One month left to apply as a NDSR Art host! NDSR Art host applications are due October 31st.
The National Digital Stewardship Residency (NDSR) Art is a collaboration between the Philadelphia Museum of Art and ARLIS/NA through generous funding from the Institute of Museum and Library Services. The NDSR Art program works to build a dedicated community of art information professionals who will advance our nation’s capabilities in managing, preserving, and making accessible for future generations our art-based digital cultural heritage. Building on previous NDSR cohort models, NDSR Art will enable eight institutions from across the country to employ recent graduates to work on art and cultural heritage digital stewardship projects. Four institutions will be selected for the 2017-2018 residency year (August 2017 to July 2018).
Since this is a nationally dispersed residency program, NDSR Art requires host institutions to hire residents. Begin the conversation about hiring a resident with your HR department today and/or fill out the ‘Intent to Apply’ form here: http://ndsr-pma.arlisna.org/info-for-hosts/.
Host Institution Benefits
- Contributions from a highly skilled and motivated residents selected from a national pool of applicants
- Compensation for the salary of the NDSR Art resident
- Final project deliverables, as designed by the host institution in their project proposal
- Access to continuing education and professional development for staff
- The opportunity to help create and refine digital stewardship practices
- Inclusion in a collaborative, national network of NDSR host institutions.
Participation in NDSR Art requires a high-level of institutional engagement, which is why applicants must send a letter of commitment from the institution’s director in their application. Host institutions are expected to hire their resident for one year and assign one full-time staff member to act as the resident’s institutional mentor. The institutional mentor should be able to dedicate a percentage of their time to the project and is expected to join their resident at the week-long training session in Philadelphia. Host institutions must designate a workstation, provide project resources, and incorporate the resident into the entire institutional culture.
Host applicants should identify projects that are challenging, deeply steeped in some aspect of the digital preservation lifecycle, promote innovation in the field, and provide leadership opportunities for both the resident and their institutional mentors. NDSR Art projects should focus on one or several aspects of art information digital stewardship, such as
- planning for long-term sustainable access to digital assets, including
- born digital works of art and time-based media,
- electronic publications,
- interpretive technologies and apps,
- in-house produced audio-visual materials
- reformatting, migration, and/or emulation of complex digital objects,

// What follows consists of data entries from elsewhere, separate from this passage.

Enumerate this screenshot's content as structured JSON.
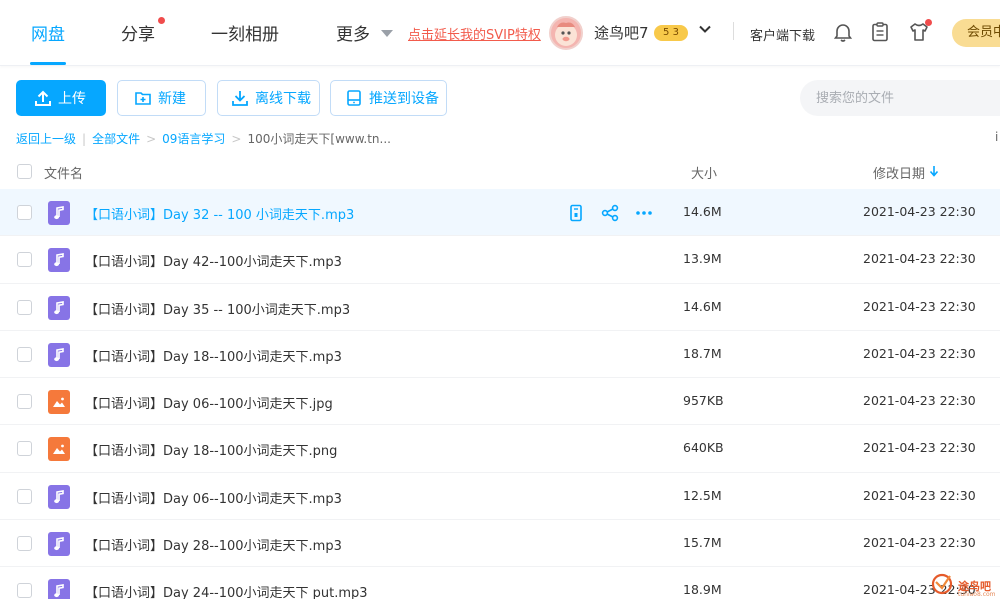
{
  "nav": {
    "items": [
      {
        "label": "网盘",
        "active": true
      },
      {
        "label": "分享",
        "active": false
      },
      {
        "label": "一刻相册",
        "active": false
      },
      {
        "label": "更多",
        "active": false
      }
    ],
    "promo": "点击延长我的SVIP特权",
    "username": "途鸟吧7",
    "level_badge": "5 3",
    "client_download": "客户端下载",
    "vip_button": "会员中"
  },
  "toolbar": {
    "upload": "上传",
    "new": "新建",
    "offline_download": "离线下载",
    "push_to_device": "推送到设备",
    "search_placeholder": "搜索您的文件"
  },
  "breadcrumb": {
    "back": "返回上一级",
    "items": [
      "全部文件",
      "09语言学习"
    ],
    "current": "100小词走天下[www.tn...",
    "edge_char": "i"
  },
  "table": {
    "col_name": "文件名",
    "col_size": "大小",
    "col_date": "修改日期",
    "rows": [
      {
        "name": "【口语小词】Day 32 -- 100 小词走天下.mp3",
        "size": "14.6M",
        "date": "2021-04-23 22:30",
        "type": "audio"
      },
      {
        "name": "【口语小词】Day 42--100小词走天下.mp3",
        "size": "13.9M",
        "date": "2021-04-23 22:30",
        "type": "audio"
      },
      {
        "name": "【口语小词】Day 35 -- 100小词走天下.mp3",
        "size": "14.6M",
        "date": "2021-04-23 22:30",
        "type": "audio"
      },
      {
        "name": "【口语小词】Day 18--100小词走天下.mp3",
        "size": "18.7M",
        "date": "2021-04-23 22:30",
        "type": "audio"
      },
      {
        "name": "【口语小词】Day 06--100小词走天下.jpg",
        "size": "957KB",
        "date": "2021-04-23 22:30",
        "type": "image"
      },
      {
        "name": "【口语小词】Day 18--100小词走天下.png",
        "size": "640KB",
        "date": "2021-04-23 22:30",
        "type": "image"
      },
      {
        "name": "【口语小词】Day 06--100小词走天下.mp3",
        "size": "12.5M",
        "date": "2021-04-23 22:30",
        "type": "audio"
      },
      {
        "name": "【口语小词】Day 28--100小词走天下.mp3",
        "size": "15.7M",
        "date": "2021-04-23 22:30",
        "type": "audio"
      },
      {
        "name": "【口语小词】Day 24--100小词走天下 put.mp3",
        "size": "18.9M",
        "date": "2021-04-23 22:30",
        "type": "audio"
      }
    ]
  },
  "watermark": {
    "text": "途鸟吧",
    "sub": "tuniao8.com"
  },
  "colors": {
    "accent": "#06a7ff",
    "audio_icon": "#8774e6",
    "image_icon": "#f5793b",
    "promo": "#f25b4c",
    "vip": "#f9dc93"
  }
}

- design and planning for content management and metadata systems,
- addressing institutional readiness and assessment of digital preservation planning, and
- policy issues, including
- intellectual property,
- access and use, and
Host applications are due Monday, October 31st. For details about the application process, host requirements, project proposals, and program structure, go to http://ndsr-pma.arlisna.org/info-for-hosts/how-to-apply/.
NDSR Art program staff are available to answer questions, give feedback on project ideas, and help with applications. Please direct all inquiries to Karina Wratschko, NDSR Art Project Manager, at firstname.lastname@example.org or 215.684.7656.
Karina Wratschko, Project Manager
Special Projects Librarian
Philadelphia Museum of Art
NDSR Art program staff will host a webinar on October 19th Wednesdays at 3pm (EDT) to answer questions about the host application process and NDSR Art program. Register here: https://attendee.gotowebinar.com/rt/7688403603439035394 or ask questions with the hashtag #NDSRArt.